## What needs to be done
What is asked for is the whole listing, given again word for word.

## Input material

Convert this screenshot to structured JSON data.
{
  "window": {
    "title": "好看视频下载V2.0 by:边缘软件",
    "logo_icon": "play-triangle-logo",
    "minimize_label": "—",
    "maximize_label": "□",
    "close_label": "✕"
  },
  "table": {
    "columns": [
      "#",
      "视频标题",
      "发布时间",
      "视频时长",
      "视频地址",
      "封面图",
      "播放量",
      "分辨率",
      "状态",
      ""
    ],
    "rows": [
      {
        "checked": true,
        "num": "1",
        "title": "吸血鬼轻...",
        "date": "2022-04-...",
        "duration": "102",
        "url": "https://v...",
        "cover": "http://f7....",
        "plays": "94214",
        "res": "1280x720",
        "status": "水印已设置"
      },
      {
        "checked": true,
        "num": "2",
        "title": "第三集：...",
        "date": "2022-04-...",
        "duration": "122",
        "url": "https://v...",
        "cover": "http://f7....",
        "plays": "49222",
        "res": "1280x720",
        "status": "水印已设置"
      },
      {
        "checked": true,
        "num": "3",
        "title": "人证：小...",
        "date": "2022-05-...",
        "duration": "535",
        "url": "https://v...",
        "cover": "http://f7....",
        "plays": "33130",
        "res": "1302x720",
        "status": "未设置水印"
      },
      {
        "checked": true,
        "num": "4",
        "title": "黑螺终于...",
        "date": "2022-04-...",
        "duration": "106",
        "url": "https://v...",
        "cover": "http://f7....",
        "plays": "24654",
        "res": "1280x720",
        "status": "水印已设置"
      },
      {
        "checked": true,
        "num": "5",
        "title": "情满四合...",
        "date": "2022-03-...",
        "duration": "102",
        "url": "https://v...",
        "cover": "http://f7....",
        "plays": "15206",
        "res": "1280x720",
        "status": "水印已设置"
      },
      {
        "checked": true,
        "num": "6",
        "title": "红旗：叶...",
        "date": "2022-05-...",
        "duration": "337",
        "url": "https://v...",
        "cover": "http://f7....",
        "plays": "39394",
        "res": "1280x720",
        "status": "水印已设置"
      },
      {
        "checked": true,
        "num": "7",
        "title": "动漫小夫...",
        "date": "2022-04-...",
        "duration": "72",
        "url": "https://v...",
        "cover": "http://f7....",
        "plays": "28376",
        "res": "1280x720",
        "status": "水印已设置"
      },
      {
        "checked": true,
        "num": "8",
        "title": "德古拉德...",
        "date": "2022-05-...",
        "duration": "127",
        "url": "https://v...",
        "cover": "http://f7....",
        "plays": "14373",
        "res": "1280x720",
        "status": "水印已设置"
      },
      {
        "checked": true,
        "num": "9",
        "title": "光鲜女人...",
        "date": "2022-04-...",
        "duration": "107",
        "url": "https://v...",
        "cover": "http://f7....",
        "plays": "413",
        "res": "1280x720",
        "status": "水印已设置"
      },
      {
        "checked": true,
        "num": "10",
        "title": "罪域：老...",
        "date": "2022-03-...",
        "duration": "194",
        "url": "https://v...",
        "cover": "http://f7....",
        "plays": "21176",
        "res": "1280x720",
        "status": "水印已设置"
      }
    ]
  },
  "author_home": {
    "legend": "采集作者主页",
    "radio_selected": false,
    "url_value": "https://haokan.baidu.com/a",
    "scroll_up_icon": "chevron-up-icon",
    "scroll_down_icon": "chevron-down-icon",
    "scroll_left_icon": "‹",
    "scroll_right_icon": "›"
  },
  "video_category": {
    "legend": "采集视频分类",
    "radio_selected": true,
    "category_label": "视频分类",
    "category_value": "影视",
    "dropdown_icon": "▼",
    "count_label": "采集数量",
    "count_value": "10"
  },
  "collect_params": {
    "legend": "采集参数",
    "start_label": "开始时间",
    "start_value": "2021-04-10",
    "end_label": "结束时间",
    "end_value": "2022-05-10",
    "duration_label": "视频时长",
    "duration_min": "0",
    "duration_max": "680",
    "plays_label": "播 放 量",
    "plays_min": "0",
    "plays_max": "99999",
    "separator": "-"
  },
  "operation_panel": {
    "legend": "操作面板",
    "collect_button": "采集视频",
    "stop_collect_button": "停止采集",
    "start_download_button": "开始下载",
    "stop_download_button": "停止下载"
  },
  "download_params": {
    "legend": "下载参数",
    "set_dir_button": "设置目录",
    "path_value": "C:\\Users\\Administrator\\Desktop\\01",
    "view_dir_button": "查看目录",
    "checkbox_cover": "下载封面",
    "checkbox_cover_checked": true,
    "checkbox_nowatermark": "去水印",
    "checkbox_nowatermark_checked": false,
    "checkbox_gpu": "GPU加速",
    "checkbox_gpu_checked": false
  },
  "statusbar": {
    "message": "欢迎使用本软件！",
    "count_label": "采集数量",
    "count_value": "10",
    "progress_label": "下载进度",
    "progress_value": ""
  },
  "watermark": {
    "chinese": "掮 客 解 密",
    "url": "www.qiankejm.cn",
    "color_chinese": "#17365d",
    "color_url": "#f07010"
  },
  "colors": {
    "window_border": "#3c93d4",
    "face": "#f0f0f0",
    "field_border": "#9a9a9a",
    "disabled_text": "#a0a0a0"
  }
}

## Exercise result
Convert this screenshot to structured JSON data.
{
  "window": {
    "title": "好看视频下载V2.0 by:边缘软件",
    "logo_icon": "play-triangle-logo",
    "minimize_label": "—",
    "maximize_label": "□",
    "close_label": "✕"
  },
  "table": {
    "columns": [
      "#",
      "视频标题",
      "发布时间",
      "视频时长",
      "视频地址",
      "封面图",
      "播放量",
      "分辨率",
      "状态",
      ""
    ],
    "rows": [
      {
        "checked": true,
        "num": "1",
        "title": "吸血鬼轻...",
        "date": "2022-04-...",
        "duration": "102",
        "url": "https://v...",
        "cover": "http://f7....",
        "plays": "94214",
        "res": "1280x720",
        "status": "水印已设置"
      },
      {
        "checked": true,
        "num": "2",
        "title": "第三集：...",
        "date": "2022-04-...",
        "duration": "122",
        "url": "https://v...",
        "cover": "http://f7....",
        "plays": "49222",
        "res": "1280x720",
        "status": "水印已设置"
      },
      {
        "checked": true,
        "num": "3",
        "title": "人证：小...",
        "date": "2022-05-...",
        "duration": "535",
        "url": "https://v...",
        "cover": "http://f7....",
        "plays": "33130",
        "res": "1302x720",
        "status": "未设置水印"
      },
      {
        "checked": true,
        "num": "4",
        "title": "黑螺终于...",
        "date": "2022-04-...",
        "duration": "106",
        "url": "https://v...",
        "cover": "http://f7....",
        "plays": "24654",
        "res": "1280x720",
        "status": "水印已设置"
      },
      {
        "checked": true,
        "num": "5",
        "title": "情满四合...",
        "date": "2022-03-...",
        "duration": "102",
        "url": "https://v...",
        "cover": "http://f7....",
        "plays": "15206",
        "res": "1280x720",
        "status": "水印已设置"
      },
      {
        "checked": true,
        "num": "6",
        "title": "红旗：叶...",
        "date": "2022-05-...",
        "duration": "337",
        "url": "https://v...",
        "cover": "http://f7....",
        "plays": "39394",
        "res": "1280x720",
        "status": "水印已设置"
      },
      {
        "checked": true,
        "num": "7",
        "title": "动漫小夫...",
        "date": "2022-04-...",
        "duration": "72",
        "url": "https://v...",
        "cover": "http://f7....",
        "plays": "28376",
        "res": "1280x720",
        "status": "水印已设置"
      },
      {
        "checked": true,
        "num": "8",
        "title": "德古拉德...",
        "date": "2022-05-...",
        "duration": "127",
        "url": "https://v...",
        "cover": "http://f7....",
        "plays": "14373",
        "res": "1280x720",
        "status": "水印已设置"
      },
      {
        "checked": true,
        "num": "9",
        "title": "光鲜女人...",
        "date": "2022-04-...",
        "duration": "107",
        "url": "https://v...",
        "cover": "http://f7....",
        "plays": "413",
        "res": "1280x720",
        "status": "水印已设置"
      },
      {
        "checked": true,
        "num": "10",
        "title": "罪域：老...",
        "date": "2022-03-...",
        "duration": "194",
        "url": "https://v...",
        "cover": "http://f7....",
        "plays": "21176",
        "res": "1280x720",
        "status": "水印已设置"
      }
    ]
  },
  "author_home": {
    "legend": "采集作者主页",
    "radio_selected": false,
    "url_value": "https://haokan.baidu.com/a",
    "scroll_up_icon": "chevron-up-icon",
    "scroll_down_icon": "chevron-down-icon",
    "scroll_left_icon": "‹",
    "scroll_right_icon": "›"
  },
  "video_category": {
    "legend": "采集视频分类",
    "radio_selected": true,
    "category_label": "视频分类",
    "category_value": "影视",
    "dropdown_icon": "▼",
    "count_label": "采集数量",
    "count_value": "10"
  },
  "collect_params": {
    "legend": "采集参数",
    "start_label": "开始时间",
    "start_value": "2021-04-10",
    "end_label": "结束时间",
    "end_value": "2022-05-10",
    "duration_label": "视频时长",
    "duration_min": "0",
    "duration_max": "680",
    "plays_label": "播 放 量",
    "plays_min": "0",
    "plays_max": "99999",
    "separator": "-"
  },
  "operation_panel": {
    "legend": "操作面板",
    "collect_button": "采集视频",
    "stop_collect_button": "停止采集",
    "start_download_button": "开始下载",
    "stop_download_button": "停止下载"
  },
  "download_params": {
    "legend": "下载参数",
    "set_dir_button": "设置目录",
    "path_value": "C:\\Users\\Administrator\\Desktop\\01",
    "view_dir_button": "查看目录",
    "checkbox_cover": "下载封面",
    "checkbox_cover_checked": true,
    "checkbox_nowatermark": "去水印",
    "checkbox_nowatermark_checked": false,
    "checkbox_gpu": "GPU加速",
    "checkbox_gpu_checked": false
  },
  "statusbar": {
    "message": "欢迎使用本软件！",
    "count_label": "采集数量",
    "count_value": "10",
    "progress_label": "下载进度",
    "progress_value": ""
  },
  "watermark": {
    "chinese": "掮 客 解 密",
    "url": "www.qiankejm.cn",
    "color_chinese": "#17365d",
    "color_url": "#f07010"
  },
  "colors": {
    "window_border": "#3c93d4",
    "face": "#f0f0f0",
    "field_border": "#9a9a9a",
    "disabled_text": "#a0a0a0"
  }
}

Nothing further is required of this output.